Liberty is a new variety of blueberries that produce light colored, distinctly flavored berries. The berries are large, juicy and robust flavored. The fruit is great for fresh eating. The fall color is red with orange highlights and grows 7 to 8 feet tall.
Brazelberry blueberries is a series of ornamental berry plants with the landscape in mind. Brazelberries tend to be smaller growing and can be grown in containers during the growing season, then either planted in the ground or brought into a cold garage during the winter months. In 2016, English Gardens will have two varieties with more available in the following years.
Jelly Bean blueberry plants are prolific – producing a bumper crop of large, flavorful blueberries mid-summer with super sweet flavor like homemade blueberry jelly. Brilliant green new foliage emerges in spring, which gives way to darker greens with red hues throughout the summer and fall. In cooler climates, summer brings radiant red leaf edges to Jelly Bean™ plants along the sides and tips of its uniquely elongated leaves contrasted by the clusters of blue summer fruit. Try accenting a pathway with a mini-hedge of Jelly Bean™ or use it to set off larger shrub plantings in the landscape or in patio pots. You will absolutely love this distinctive little gem of a blueberry. The berries are medium to large and have a sweet, homemade jelly flavor. The fall color is green with red margins and only grows about 2 feet tall.

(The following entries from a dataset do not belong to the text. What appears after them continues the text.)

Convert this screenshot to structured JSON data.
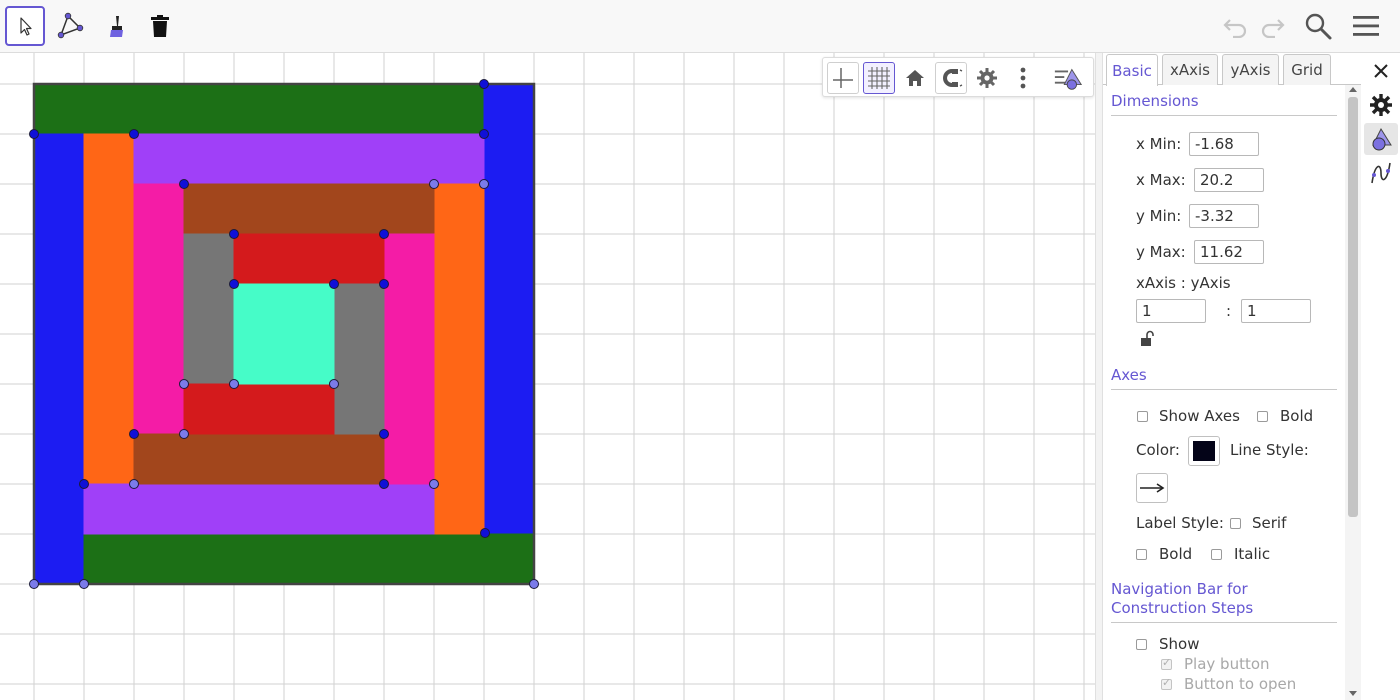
{
  "toolbar": {
    "tools": [
      {
        "name": "move-tool",
        "selected": true
      },
      {
        "name": "polygon-tool",
        "selected": false
      },
      {
        "name": "color-brush-tool",
        "selected": false
      },
      {
        "name": "delete-tool",
        "selected": false
      }
    ],
    "right_icons": [
      "undo-icon",
      "redo-icon",
      "search-icon",
      "menu-icon"
    ]
  },
  "graphics_style_bar": {
    "buttons": [
      "axes-toggle-icon",
      "grid-toggle-icon",
      "home-icon",
      "point-capture-icon",
      "settings-icon",
      "more-vertical-icon",
      "view-menu-icon"
    ]
  },
  "properties": {
    "tabs": [
      {
        "label": "Basic",
        "active": true
      },
      {
        "label": "xAxis",
        "active": false
      },
      {
        "label": "yAxis",
        "active": false
      },
      {
        "label": "Grid",
        "active": false
      }
    ],
    "dimensions": {
      "heading": "Dimensions",
      "x_min_label": "x Min:",
      "x_min_value": "-1.68",
      "x_max_label": "x Max:",
      "x_max_value": "20.2",
      "y_min_label": "y Min:",
      "y_min_value": "-3.32",
      "y_max_label": "y Max:",
      "y_max_value": "11.62",
      "ratio_label": "xAxis : yAxis",
      "ratio_x_value": "1",
      "ratio_sep": ":",
      "ratio_y_value": "1"
    },
    "axes": {
      "heading": "Axes",
      "show_axes_label": "Show Axes",
      "show_axes_checked": false,
      "bold_label": "Bold",
      "bold_checked": false,
      "color_label": "Color:",
      "axis_color": "#040418",
      "line_style_label": "Line Style:",
      "label_style_label": "Label Style:",
      "serif_label": "Serif",
      "label_bold_label": "Bold",
      "italic_label": "Italic"
    },
    "navigation": {
      "heading_line1": "Navigation Bar for",
      "heading_line2": "Construction Steps",
      "show_label": "Show",
      "play_button_label": "Play button",
      "button_to_open_label": "Button to open"
    }
  },
  "side_column": {
    "icons": [
      "settings-gear-icon",
      "graphics-style-icon",
      "algebra-curve-icon"
    ]
  },
  "construction": {
    "shapes": [
      {
        "name": "green-top-bar",
        "color": "#1c7016",
        "pts": [
          [
            0,
            10
          ],
          [
            9,
            10
          ],
          [
            9,
            9
          ],
          [
            0,
            9
          ]
        ]
      },
      {
        "name": "blue-right-bar",
        "color": "#1c1cf2",
        "pts": [
          [
            9,
            10
          ],
          [
            10,
            10
          ],
          [
            10,
            1
          ],
          [
            9,
            1
          ]
        ]
      },
      {
        "name": "blue-left-bar",
        "color": "#1c1cf2",
        "pts": [
          [
            0,
            9
          ],
          [
            1,
            9
          ],
          [
            1,
            0
          ],
          [
            0,
            0
          ]
        ]
      },
      {
        "name": "green-bottom-bar",
        "color": "#1c7016",
        "pts": [
          [
            1,
            1
          ],
          [
            10,
            1
          ],
          [
            10,
            0
          ],
          [
            1,
            0
          ]
        ]
      },
      {
        "name": "orange-left-bar",
        "color": "#ff6616",
        "pts": [
          [
            1,
            9
          ],
          [
            2,
            9
          ],
          [
            2,
            2
          ],
          [
            1,
            2
          ]
        ]
      },
      {
        "name": "purple-top-bar",
        "color": "#a040f8",
        "pts": [
          [
            2,
            9
          ],
          [
            9,
            9
          ],
          [
            9,
            8
          ],
          [
            2,
            8
          ]
        ]
      },
      {
        "name": "orange-right-bar",
        "color": "#ff6616",
        "pts": [
          [
            8,
            8
          ],
          [
            9,
            8
          ],
          [
            9,
            1
          ],
          [
            8,
            1
          ]
        ]
      },
      {
        "name": "purple-bottom-bar",
        "color": "#a040f8",
        "pts": [
          [
            1,
            2
          ],
          [
            8,
            2
          ],
          [
            8,
            1
          ],
          [
            1,
            1
          ]
        ]
      },
      {
        "name": "pink-left-bar",
        "color": "#f41ca6",
        "pts": [
          [
            2,
            8
          ],
          [
            3,
            8
          ],
          [
            3,
            3
          ],
          [
            2,
            3
          ]
        ]
      },
      {
        "name": "brown-top-bar",
        "color": "#a2461c",
        "pts": [
          [
            3,
            8
          ],
          [
            8,
            8
          ],
          [
            8,
            7
          ],
          [
            3,
            7
          ]
        ]
      },
      {
        "name": "pink-right-bar",
        "color": "#f41ca6",
        "pts": [
          [
            7,
            7
          ],
          [
            8,
            7
          ],
          [
            8,
            2
          ],
          [
            7,
            2
          ]
        ]
      },
      {
        "name": "brown-bottom-bar",
        "color": "#a2461c",
        "pts": [
          [
            2,
            3
          ],
          [
            7,
            3
          ],
          [
            7,
            2
          ],
          [
            2,
            2
          ]
        ]
      },
      {
        "name": "gray-left-bar",
        "color": "#767676",
        "pts": [
          [
            3,
            7
          ],
          [
            4,
            7
          ],
          [
            4,
            4
          ],
          [
            3,
            4
          ]
        ]
      },
      {
        "name": "red-top-bar",
        "color": "#d41a1c",
        "pts": [
          [
            4,
            7
          ],
          [
            7,
            7
          ],
          [
            7,
            6
          ],
          [
            4,
            6
          ]
        ]
      },
      {
        "name": "gray-right-bar",
        "color": "#767676",
        "pts": [
          [
            6,
            6
          ],
          [
            7,
            6
          ],
          [
            7,
            3
          ],
          [
            6,
            3
          ]
        ]
      },
      {
        "name": "red-bottom-bar",
        "color": "#d41a1c",
        "pts": [
          [
            3,
            4
          ],
          [
            6,
            4
          ],
          [
            6,
            3
          ],
          [
            3,
            3
          ]
        ]
      },
      {
        "name": "center-square",
        "color": "#46fcc8",
        "pts": [
          [
            4,
            6
          ],
          [
            6,
            6
          ],
          [
            6,
            4
          ],
          [
            4,
            4
          ]
        ]
      }
    ],
    "points_dark": [
      [
        9,
        10
      ],
      [
        0,
        9
      ],
      [
        2,
        9
      ],
      [
        9,
        9
      ],
      [
        3,
        8
      ],
      [
        4,
        7
      ],
      [
        7,
        7
      ],
      [
        4,
        6
      ],
      [
        6,
        6
      ],
      [
        7,
        6
      ],
      [
        2,
        3
      ],
      [
        7,
        3
      ],
      [
        1,
        2
      ],
      [
        7,
        2
      ],
      [
        9.02,
        1.02
      ]
    ],
    "points_light": [
      [
        8,
        8
      ],
      [
        9,
        8
      ],
      [
        3,
        4
      ],
      [
        4,
        4
      ],
      [
        6,
        4
      ],
      [
        3,
        3
      ],
      [
        2,
        2
      ],
      [
        8,
        2
      ],
      [
        0,
        0
      ],
      [
        1,
        0
      ],
      [
        10,
        0
      ]
    ]
  }
}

Peach Sorbet is a compact blueberry plant, with four-season showstoppers with stunning leaves ranging from peach to pink to orange to emerald green. Spring’s white, bell-shaped flowers will give way to an abundant summer crop of healthy, sweet blueberries mid-summer. In most climates, Peach Sorbet plants keep their leaves through the winter when the foliage transitions to a rich eggplant purple. Peach Sorbet plants offer gorgeous ornamental qualities that will soon become a favorite. The berries are medium sized and have a sweet tropical essence flavor, fall color is dark purple with pink highlights and grows to 2 feet tall.